The fate of former strongman Laurent Gbagbo, who turned mortar shells and rockets on his people, will be an indicator of how calls for reconciliation play out in this West African nation blighted by tribal, religious and land rivalries.
Côte d’Ivoire’s new leader — installed at the cost of thousands of lives — is calling for reconciliation in the country, but says that cannot come at the price of justice.
President Alassane Ouattara has said impunity for Gbagbo and those who fomented violence is out of the question, a clear challenge to a practice that often reigns in Africa for those who fall from power.
Ouattara wants the 65-year-old Gbagbo to be tried in national and international courts.
At least one other African leader says Gbagbo should be allowed to live peacefully in exile. Another says he should be able to retire to a farm in Côte d’Ivoire.
His supporters say without his release, there cannot be reconciliation.
Gbagbo was arrested April 11 and is now under house arrest in the country’s northern Korhogo town, Ouattara’s stronghold. His wife Simone, who at one point was being investigated by the United Nations for human rights abuses including organising death squads, is being held separately in the north-west town of Odienne.
The bad blood between Ouattara and Gbagbo goes back decades. Ouattara oversaw Gbagbo’s arrest on charges of inciting violence in 1992, when Ouattara was prime minister and Gbagbo a beleaguered opposition leader. Gbagbo was tried and sentenced to two years in prison but was released after six months.
Gbagbo took power in 2000 in elections boycotted by all other opposition parties, a sore point among Ouattara supporters. An attempted coup in 2002 ballooned into a rebellion that divided the country between a rebel-held north and government-run south. Gbagbo repeatedly delayed promised elections.
November 28 elections were supposed to reunite the nation that once was a symbol of progress and prosperity on the continent.
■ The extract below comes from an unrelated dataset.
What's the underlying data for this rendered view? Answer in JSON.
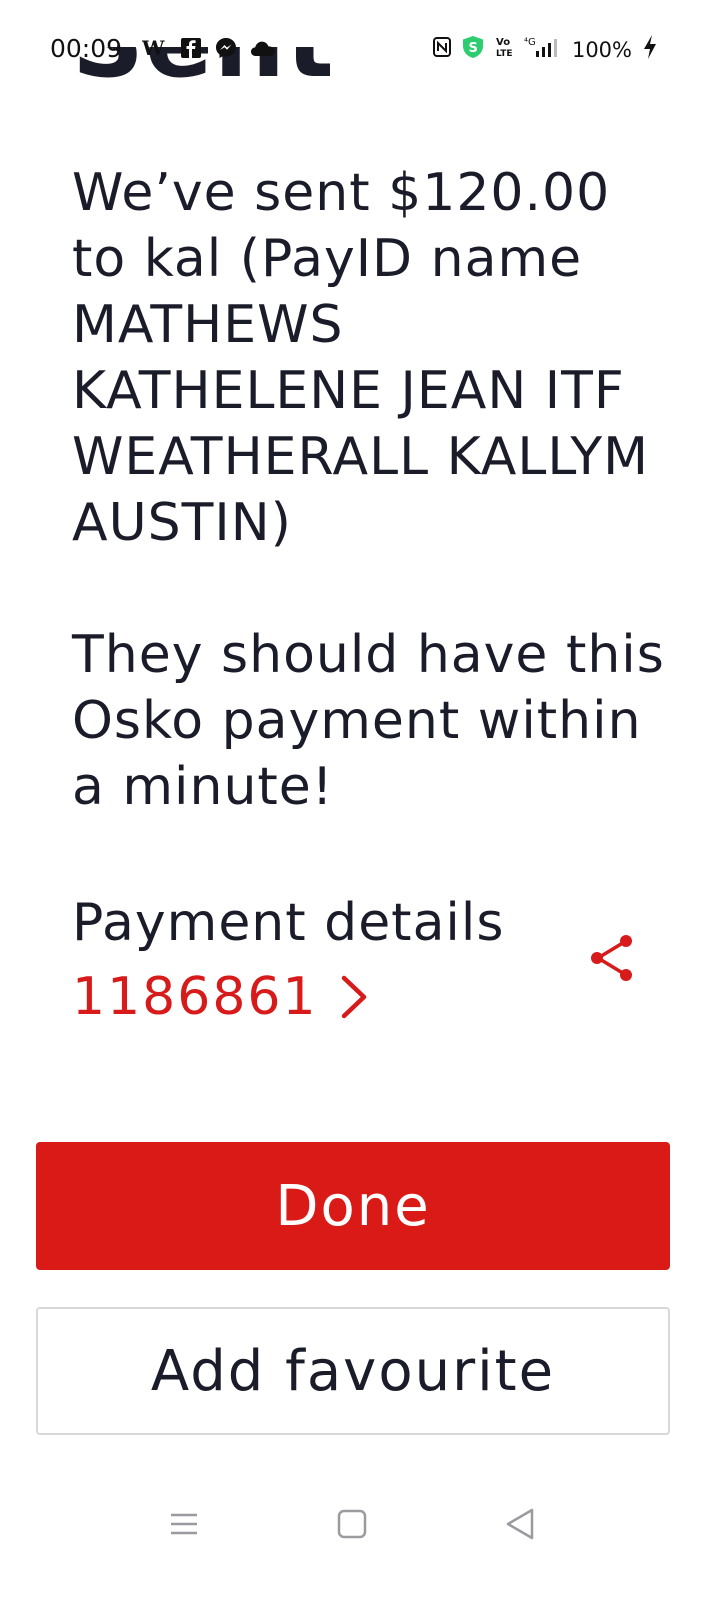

Though Gbagbo lost, nearly half of the electorate voted for him. Ouattara bagged 54% of votes, Gbagbo 46%. Refusing to accept his defeat, Gbagbo took a last stand in Abidjan, as former rebel forces swept down from the north in a lightning assault,
Ouattara, very conscious that Gbagbo still enjoys a lot of support in Côte d’Ivoire and not wanting to make a martyr of him, gave orders that he was to be taken alive at all costs.
Senegal warned against impunity last week. Senegal’s Foreign Affairs Minister Madicke Niang told reporters in Côte d’Ivoire: “Being against all forms of impunity, we must find the means, soon, to ensure that such acts never again see the light of day.”
But the nation appears to be selective about who should be punished. For years Senegal has resisted African and other international pressure to try ousted President Hissene Habre, who is accused of thousands of political killings and systematic torture when he ruled Chad, from 1982 to 1990, before fleeing to Senegal.
Botswana’s President Ian Khama said Ivorians should just let Gbagbo retire to a farm, even though he had taken a hard line against the intransigent leader.
Kenyan Prime Minister Raila Odinga, himself the victim of an electoral crisis in which more than 1 000 Kenyans died in a conflict rooted in old tribal and land rivalries, last week suggested that Gbagbo should be allowed to go into exile.
Odinga was widely seen as the victor in December 2007 elections but agreed to form a power-sharing government to halt the bloodshed.
The Kenyan prime minister, who admitted Gbagbo is a friend, acknowledged that he failed in his role as an African Union mediator to convince Gbagbo to step down to save the lives of innocents.
“Mr Gbagbo had quite a lot of support in the last elections. The situation in the Ivory Coast is fairly complex. You have got this north and south divide, you have got the religious divide and you have also the ethnic divide and all that needs to be resolved,” he said on CNN television network.
“I really don’t want to see a situation where Mr Gbagbo becomes a hero in trial,” he said.
The death toll caused by Gbagbo’s refusal to step down peacefully will probably never be known. As people began emerging from homes in which they had locked themselves for two weeks and more as the city was besieged, have been seen burning decomposing corpses. Others have collected bodies of family members from overflowing morgues where no records were kept.
Few doubt the man with the most blood on his hands is Gbagbo.
About 30 members of Gbagbo’s Cabinet, party and family are under house arrest and UN protection in an unlooted family home in Grand Bassam, the seaside resort near Abidjan that is Simone Gbagbo’s birth place.
The arrested president of Gbagbo’s Ivorian Popular Front party, Pascal Affi N’Guessan, on Saturday sneaked out a news release calling for “the liberation of the president, Laurent Gbagbo, and all the other political prisoners.”
Gbagbo’s rabble-rousing youth minister Charles Ble Goude, who spoke before going into hiding, also warned that “there can be no reconciliation” without Gbagbo. – Sapa-AP